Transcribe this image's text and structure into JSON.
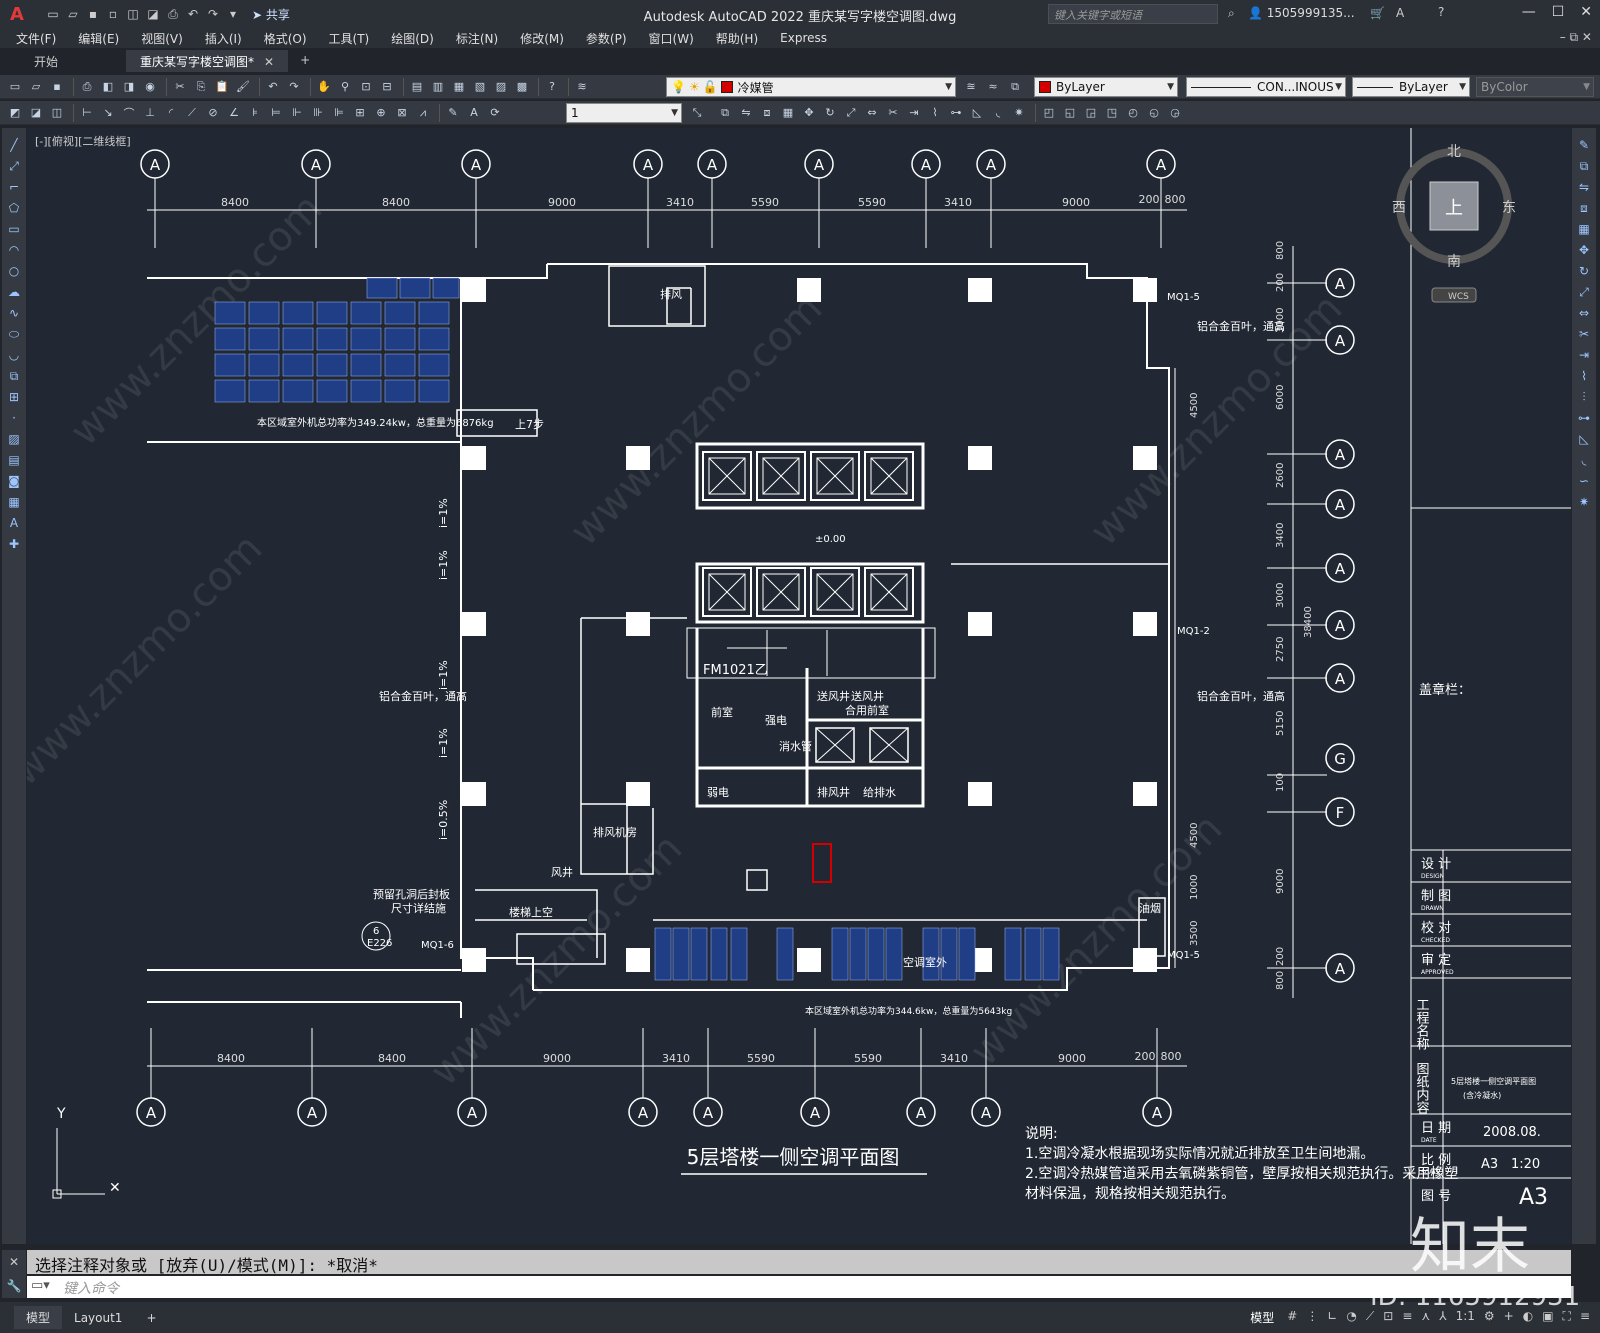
{
  "app": {
    "title": "Autodesk AutoCAD 2022    重庆某写字楼空调图.dwg",
    "share_label": "共享",
    "search_placeholder": "键入关键字或短语",
    "user": "1505999135..."
  },
  "menu": [
    "文件(F)",
    "编辑(E)",
    "视图(V)",
    "插入(I)",
    "格式(O)",
    "工具(T)",
    "绘图(D)",
    "标注(N)",
    "修改(M)",
    "参数(P)",
    "窗口(W)",
    "帮助(H)",
    "Express"
  ],
  "file_tabs": {
    "start": "开始",
    "active": "重庆某写字楼空调图*"
  },
  "toolbar": {
    "layer": "冷媒管",
    "color": "ByLayer",
    "linetype": "CON...INOUS",
    "lineweight": "ByLayer",
    "plotstyle": "ByColor",
    "dimscale": "1",
    "layer_color": "#d40000"
  },
  "view_label": "[-][俯视][二维线框]",
  "viewcube": {
    "north": "北",
    "south": "南",
    "east": "东",
    "west": "西",
    "top": "上",
    "wcs": "WCS"
  },
  "drawing": {
    "dims_top": [
      "8400",
      "8400",
      "9000",
      "3410",
      "5590",
      "5590",
      "3410",
      "9000",
      "200",
      "800"
    ],
    "dims_bottom": [
      "8400",
      "8400",
      "9000",
      "3410",
      "5590",
      "5590",
      "3410",
      "9000",
      "200",
      "800"
    ],
    "dims_right": [
      "800",
      "200",
      "3000",
      "6000",
      "4500",
      "2600",
      "3400",
      "3000",
      "2750",
      "5150",
      "100",
      "4500",
      "9000",
      "1000",
      "3500",
      "200",
      "800"
    ],
    "total_right": "38400",
    "axis_marker": "A",
    "axis_g": "G",
    "axis_f": "F",
    "title": "5层塔楼一侧空调平面图",
    "notes_title": "说明:",
    "notes": [
      "1.空调冷凝水根据现场实际情况就近排放至卫生间地漏。",
      "2.空调冷热媒管道采用去氧磷紫铜管，壁厚按相关规范执行。采用橡塑",
      "材料保温，规格按相关规范执行。"
    ],
    "left_total_note": "本区域室外机总功率为349.24kw，总重量为6876kg",
    "bottom_total_note": "本区域室外机总功率为344.6kw，总重量为5643kg",
    "rooms": {
      "smoke_exhaust": "排风",
      "stair_up": "上7步",
      "level_zero": "±0.00",
      "fm": "FM1021乙",
      "front_room": "前室",
      "power": "强电",
      "weak": "弱电",
      "fire_pipe": "消水管",
      "shaft_air": "送风井",
      "shaft_air2": "送风井",
      "combined_front": "合用前室",
      "exhaust_shaft": "排风井",
      "drainage": "给排水",
      "ahu_room": "排风机房",
      "wind_shaft": "风井",
      "stair_roof": "楼梯上空",
      "duct_shaft": "油烟",
      "ac_room": "空调室外",
      "louver_left": "铝合金百叶，通高",
      "louver_right_1": "铝合金百叶，通高",
      "louver_right_2": "铝合金百叶，通高",
      "preset_hole": "预留孔洞后封板",
      "preset_hole2": "尺寸详结施",
      "mq1_5_top": "MQ1-5",
      "mq1_2": "MQ1-2",
      "mq1_5_bot": "MQ1-5",
      "mq1_6": "MQ1-6",
      "slope_1": "i=1%",
      "slope_05": "i=0.5%",
      "ref_num": "6",
      "ref_sheet": "E226"
    }
  },
  "titleblock": {
    "stamp": "盖章栏：",
    "design": "设 计",
    "design_en": "DESIGN",
    "drawn": "制 图",
    "drawn_en": "DRAWN",
    "check": "校 对",
    "check_en": "CHECKED",
    "approve": "审 定",
    "approve_en": "APPROVED",
    "project": "工程名称",
    "content": "图纸内容",
    "content_value": "5层塔楼一侧空调平面图",
    "content_sub": "(含冷凝水)",
    "date": "日 期",
    "date_en": "DATE",
    "date_value": "2008.08.",
    "scale": "比 例",
    "scale_en": "SCALE",
    "scale_a3": "A3",
    "scale_value": "1:20",
    "sheet": "图 号",
    "sheet_value": "A3"
  },
  "command": {
    "history": "选择注释对象或 [放弃(U)/模式(M)]: *取消*",
    "placeholder": "键入命令"
  },
  "status": {
    "model_tab": "模型",
    "layout_tab": "Layout1",
    "mode": "模型",
    "scale": "1:1"
  },
  "watermark": {
    "logo": "知末",
    "id": "ID: 1165912931",
    "site": "www.znzmo.com"
  },
  "colors": {
    "background": "#212833",
    "line": "#ffffff",
    "accent_red": "#d40000",
    "units_blue": "#1f3e86"
  }
}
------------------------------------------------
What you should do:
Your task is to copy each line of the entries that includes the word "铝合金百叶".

Exercise solution:
      "louver_left": "铝合金百叶，通高",
      "louver_right_1": "铝合金百叶，通高",
      "louver_right_2": "铝合金百叶，通高",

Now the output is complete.